* [Try it] In your reply, reproduce every line of the data without any alteration.

Excerpts from a dataset:
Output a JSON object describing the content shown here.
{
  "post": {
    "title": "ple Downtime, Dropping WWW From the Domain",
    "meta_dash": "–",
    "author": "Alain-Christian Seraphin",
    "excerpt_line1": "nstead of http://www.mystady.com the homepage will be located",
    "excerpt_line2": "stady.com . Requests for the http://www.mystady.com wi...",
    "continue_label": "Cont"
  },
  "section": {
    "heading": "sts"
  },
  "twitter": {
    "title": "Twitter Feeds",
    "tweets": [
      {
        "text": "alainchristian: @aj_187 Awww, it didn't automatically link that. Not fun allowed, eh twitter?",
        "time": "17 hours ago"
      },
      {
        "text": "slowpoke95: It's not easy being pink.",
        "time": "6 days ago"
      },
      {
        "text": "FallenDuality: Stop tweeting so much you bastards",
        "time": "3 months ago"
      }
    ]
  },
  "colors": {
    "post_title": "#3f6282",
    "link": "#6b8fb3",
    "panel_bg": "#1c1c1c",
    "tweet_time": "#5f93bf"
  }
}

* [Output for this task]
Output a JSON object describing the content shown here.
{
  "post": {
    "title": "ple Downtime, Dropping WWW From the Domain",
    "meta_dash": "–",
    "author": "Alain-Christian Seraphin",
    "excerpt_line1": "nstead of http://www.mystady.com the homepage will be located",
    "excerpt_line2": "stady.com . Requests for the http://www.mystady.com wi...",
    "continue_label": "Cont"
  },
  "section": {
    "heading": "sts"
  },
  "twitter": {
    "title": "Twitter Feeds",
    "tweets": [
      {
        "text": "alainchristian: @aj_187 Awww, it didn't automatically link that. Not fun allowed, eh twitter?",
        "time": "17 hours ago"
      },
      {
        "text": "slowpoke95: It's not easy being pink.",
        "time": "6 days ago"
      },
      {
        "text": "FallenDuality: Stop tweeting so much you bastards",
        "time": "3 months ago"
      }
    ]
  },
  "colors": {
    "post_title": "#3f6282",
    "link": "#6b8fb3",
    "panel_bg": "#1c1c1c",
    "tweet_time": "#5f93bf"
  }
}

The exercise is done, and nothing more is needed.